“One of the things we’ve worked really hard to do is to not fall into the trap of making a tribute show,” he says. “We’re making a piece of art. He’s not impersonating Michael, but of course we’re looking for performers who can capture the spirit and the essence of Michael both vocally and with the dance as well.”
The Australian tour of An American in Paris will visit five capital cities. Local producer Torben Brookman of GWB Entertainment says the show is unusual in that it has broad commercial appeal while also being a showcase for dancers from classical ballet.
Discussions were started with The Australian Ballet before the pandemic about the company being a partner in the show, and it has come on board as an investor, along with other stakeholders. David Hallberg, The Australian Ballet’s artistic director, saw An American in Paris during its Broadway run and he knows Wheeldon well. Wheeldon last year made a duet for Hallberg and Sara Mearns called The Two of Us, set to songs by Joni Mitchell.

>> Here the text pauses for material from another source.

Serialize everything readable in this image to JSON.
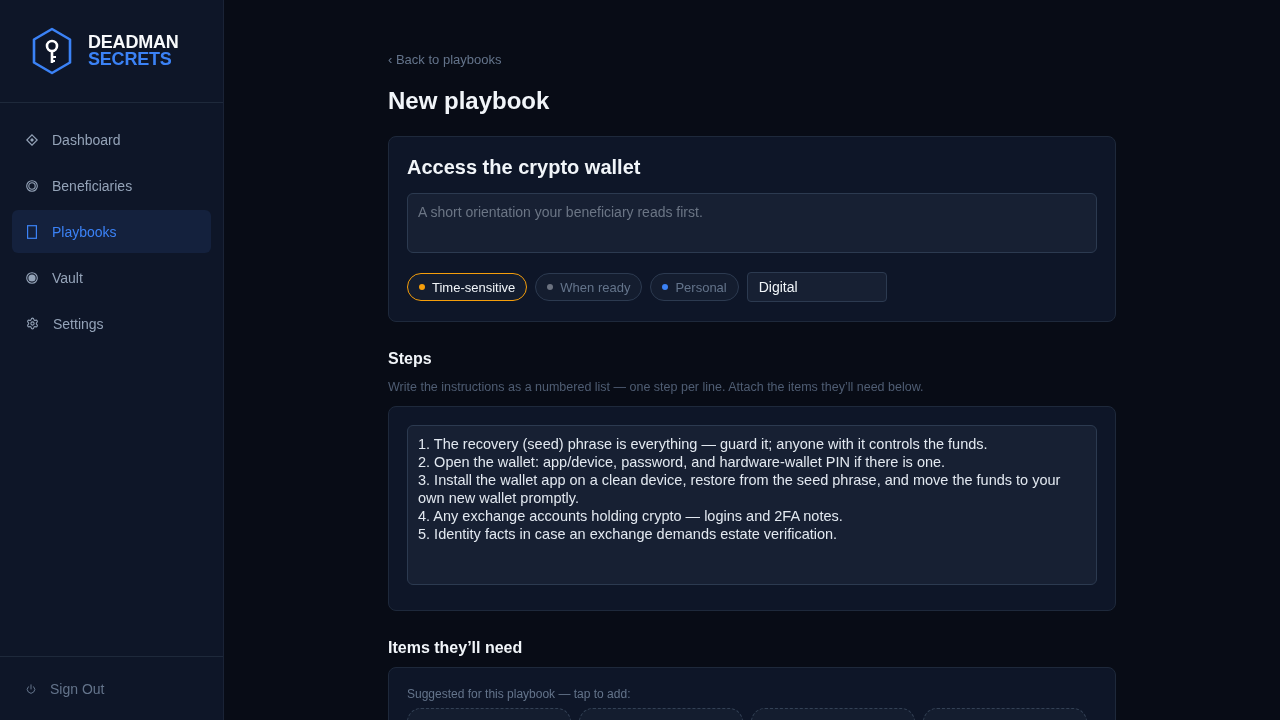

“It’s exciting to be collaborating with him in a new capacity together,” Hallberg says. “Following the standard open audition process, we’re pleased to say that some of our dancers have been successful in securing key roles in the production.”
Wheeldon says it’s been a joy to give ballet dancers the opportunity to work on a big musical.
“What was wonderful is that it brought people out of the woodwork: ‘Oh, ballet dancers can sing and act, maybe we should look at whether we can do that too’,” he says. “The traditional triple threat on Broadway is someone who can dance, sing and act. But when you’re asking for someone to have a world-class ballet technique, and do the jazz, and sing and act – it’s a big ask.”
To which the flat-footed can only reply: Nice work if you can get it.
An American in Paris plays at QPAC in Brisbane from January 8-30, followed by Adelaide, Perth, Melbourne and Sydney. Brisbane tickets go on sale October 20.